(Task brief):
Leave every picture out, and retype all the remaining records exactly.

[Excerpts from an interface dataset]
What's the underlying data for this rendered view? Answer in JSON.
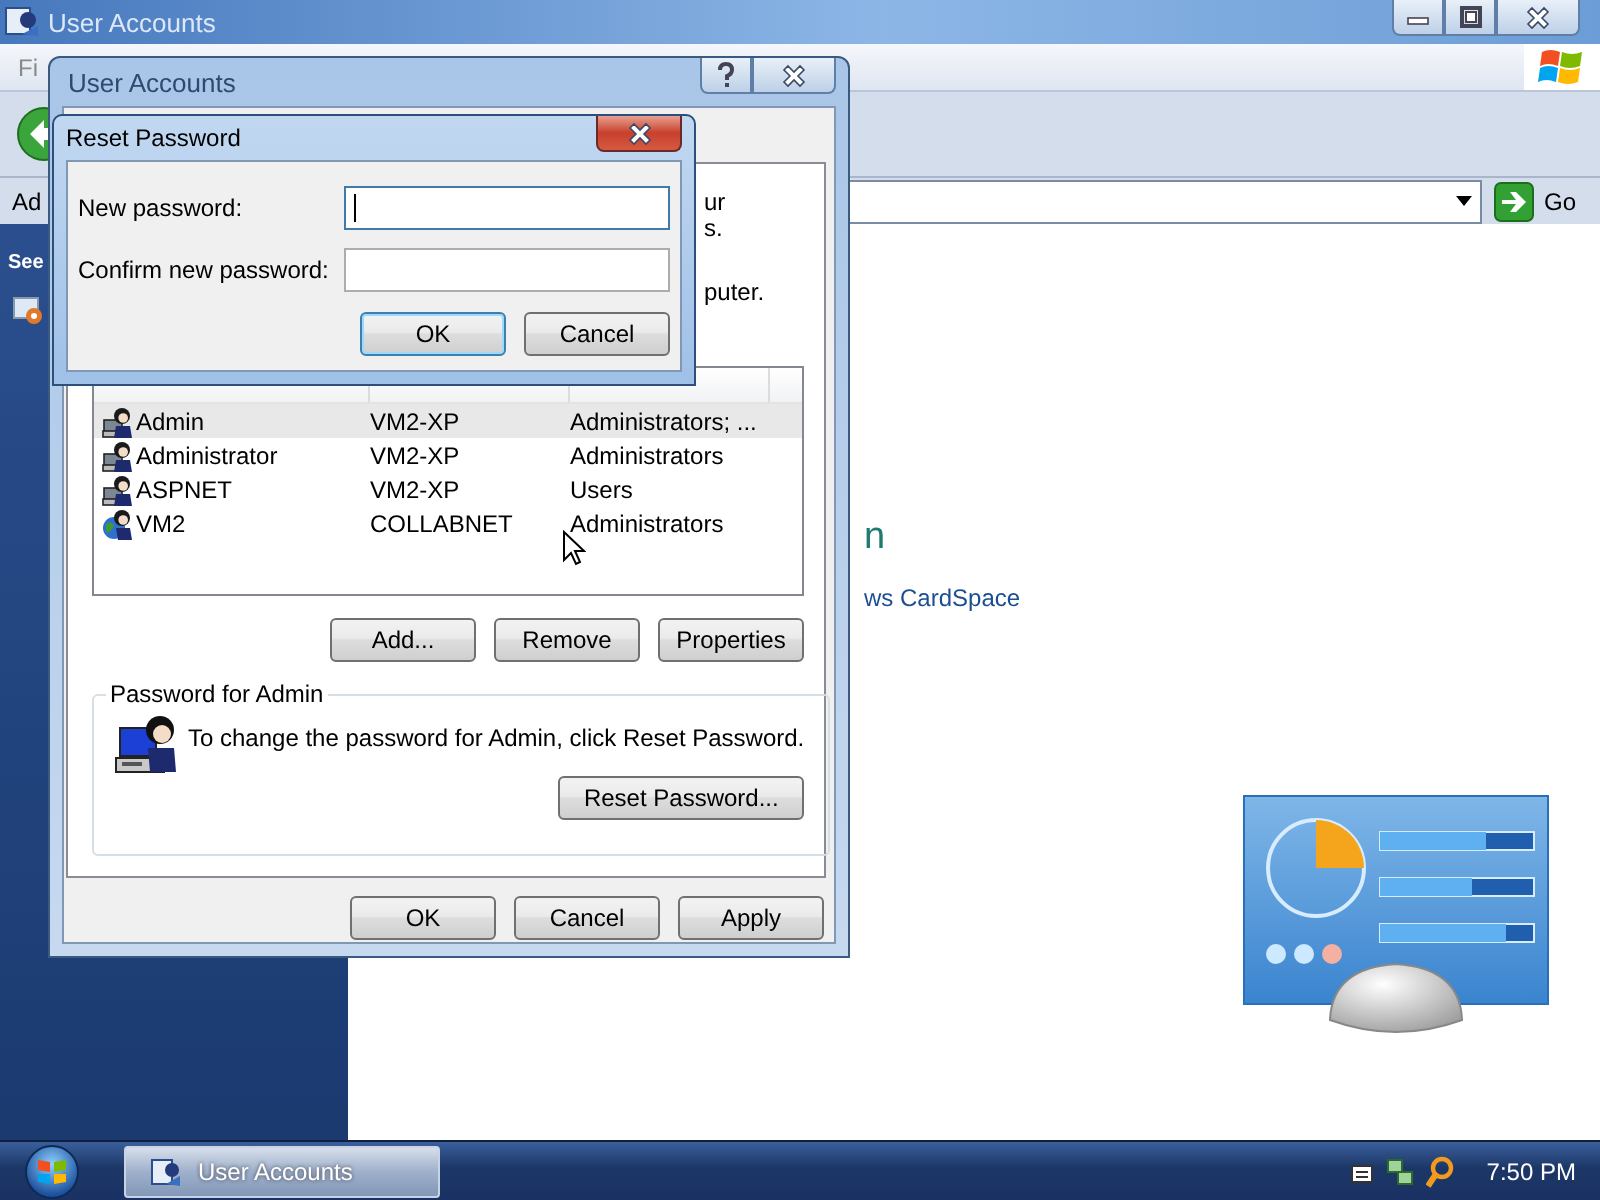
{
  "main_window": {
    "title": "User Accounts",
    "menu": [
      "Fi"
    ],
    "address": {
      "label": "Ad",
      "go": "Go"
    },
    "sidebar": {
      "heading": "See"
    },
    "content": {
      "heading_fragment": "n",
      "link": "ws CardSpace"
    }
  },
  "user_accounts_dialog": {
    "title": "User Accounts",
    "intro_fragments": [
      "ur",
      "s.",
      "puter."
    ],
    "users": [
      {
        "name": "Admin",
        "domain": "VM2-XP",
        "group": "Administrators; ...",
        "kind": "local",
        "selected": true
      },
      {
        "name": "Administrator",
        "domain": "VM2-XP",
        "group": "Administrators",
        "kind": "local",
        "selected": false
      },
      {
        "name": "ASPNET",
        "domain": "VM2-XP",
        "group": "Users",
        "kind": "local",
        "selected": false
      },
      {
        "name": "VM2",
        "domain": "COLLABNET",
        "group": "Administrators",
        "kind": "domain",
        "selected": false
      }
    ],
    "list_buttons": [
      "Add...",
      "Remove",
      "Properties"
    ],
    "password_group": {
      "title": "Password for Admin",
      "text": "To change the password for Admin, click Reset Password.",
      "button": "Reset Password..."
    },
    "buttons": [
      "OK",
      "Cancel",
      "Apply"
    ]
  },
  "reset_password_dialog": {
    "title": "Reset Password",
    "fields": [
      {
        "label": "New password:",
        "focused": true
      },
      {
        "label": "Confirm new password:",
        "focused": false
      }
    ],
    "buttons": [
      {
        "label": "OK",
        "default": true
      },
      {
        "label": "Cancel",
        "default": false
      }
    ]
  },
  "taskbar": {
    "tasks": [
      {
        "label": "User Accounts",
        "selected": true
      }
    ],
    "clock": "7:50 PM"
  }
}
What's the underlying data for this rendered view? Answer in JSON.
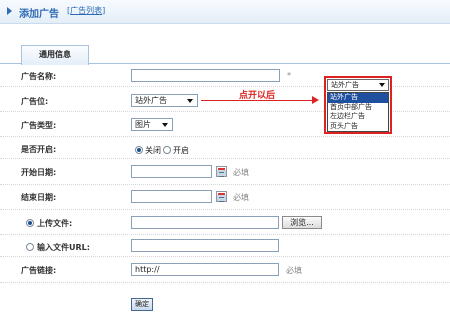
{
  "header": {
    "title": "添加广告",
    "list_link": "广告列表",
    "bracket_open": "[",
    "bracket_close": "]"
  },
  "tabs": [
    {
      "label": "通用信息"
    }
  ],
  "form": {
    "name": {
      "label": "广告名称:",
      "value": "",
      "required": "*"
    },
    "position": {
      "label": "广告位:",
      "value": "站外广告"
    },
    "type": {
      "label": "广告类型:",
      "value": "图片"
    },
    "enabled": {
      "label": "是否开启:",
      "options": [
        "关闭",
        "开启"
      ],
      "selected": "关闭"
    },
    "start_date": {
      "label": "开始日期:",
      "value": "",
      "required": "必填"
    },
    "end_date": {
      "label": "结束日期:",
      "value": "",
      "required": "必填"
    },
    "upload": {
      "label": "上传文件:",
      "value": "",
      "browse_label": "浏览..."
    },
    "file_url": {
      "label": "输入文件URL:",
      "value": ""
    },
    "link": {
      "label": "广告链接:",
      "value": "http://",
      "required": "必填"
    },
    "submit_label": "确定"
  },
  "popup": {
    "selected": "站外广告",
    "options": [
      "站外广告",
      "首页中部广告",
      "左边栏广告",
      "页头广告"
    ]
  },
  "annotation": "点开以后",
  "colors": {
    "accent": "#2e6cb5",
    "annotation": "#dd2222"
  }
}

(Task output):
What's the underlying data for this rendered view? Answer in JSON.
{
  "main_window": {
    "title": "User Accounts",
    "menu": [
      "Fi"
    ],
    "address": {
      "label": "Ad",
      "go": "Go"
    },
    "sidebar": {
      "heading": "See"
    },
    "content": {
      "heading_fragment": "n",
      "link": "ws CardSpace"
    }
  },
  "user_accounts_dialog": {
    "title": "User Accounts",
    "intro_fragments": [
      "ur",
      "s.",
      "puter."
    ],
    "users": [
      {
        "name": "Admin",
        "domain": "VM2-XP",
        "group": "Administrators; ...",
        "kind": "local",
        "selected": true
      },
      {
        "name": "Administrator",
        "domain": "VM2-XP",
        "group": "Administrators",
        "kind": "local",
        "selected": false
      },
      {
        "name": "ASPNET",
        "domain": "VM2-XP",
        "group": "Users",
        "kind": "local",
        "selected": false
      },
      {
        "name": "VM2",
        "domain": "COLLABNET",
        "group": "Administrators",
        "kind": "domain",
        "selected": false
      }
    ],
    "list_buttons": [
      "Add...",
      "Remove",
      "Properties"
    ],
    "password_group": {
      "title": "Password for Admin",
      "text": "To change the password for Admin, click Reset Password.",
      "button": "Reset Password..."
    },
    "buttons": [
      "OK",
      "Cancel",
      "Apply"
    ]
  },
  "reset_password_dialog": {
    "title": "Reset Password",
    "fields": [
      {
        "label": "New password:",
        "focused": true
      },
      {
        "label": "Confirm new password:",
        "focused": false
      }
    ],
    "buttons": [
      {
        "label": "OK",
        "default": true
      },
      {
        "label": "Cancel",
        "default": false
      }
    ]
  },
  "taskbar": {
    "tasks": [
      {
        "label": "User Accounts",
        "selected": true
      }
    ],
    "clock": "7:50 PM"
  }
}
What's the underlying data for this rendered view? Answer in JSON.
{
  "header": {
    "title": "添加广告",
    "list_link": "广告列表",
    "bracket_open": "[",
    "bracket_close": "]"
  },
  "tabs": [
    {
      "label": "通用信息"
    }
  ],
  "form": {
    "name": {
      "label": "广告名称:",
      "value": "",
      "required": "*"
    },
    "position": {
      "label": "广告位:",
      "value": "站外广告"
    },
    "type": {
      "label": "广告类型:",
      "value": "图片"
    },
    "enabled": {
      "label": "是否开启:",
      "options": [
        "关闭",
        "开启"
      ],
      "selected": "关闭"
    },
    "start_date": {
      "label": "开始日期:",
      "value": "",
      "required": "必填"
    },
    "end_date": {
      "label": "结束日期:",
      "value": "",
      "required": "必填"
    },
    "upload": {
      "label": "上传文件:",
      "value": "",
      "browse_label": "浏览..."
    },
    "file_url": {
      "label": "输入文件URL:",
      "value": ""
    },
    "link": {
      "label": "广告链接:",
      "value": "http://",
      "required": "必填"
    },
    "submit_label": "确定"
  },
  "popup": {
    "selected": "站外广告",
    "options": [
      "站外广告",
      "首页中部广告",
      "左边栏广告",
      "页头广告"
    ]
  },
  "annotation": "点开以后",
  "colors": {
    "accent": "#2e6cb5",
    "annotation": "#dd2222"
  }
}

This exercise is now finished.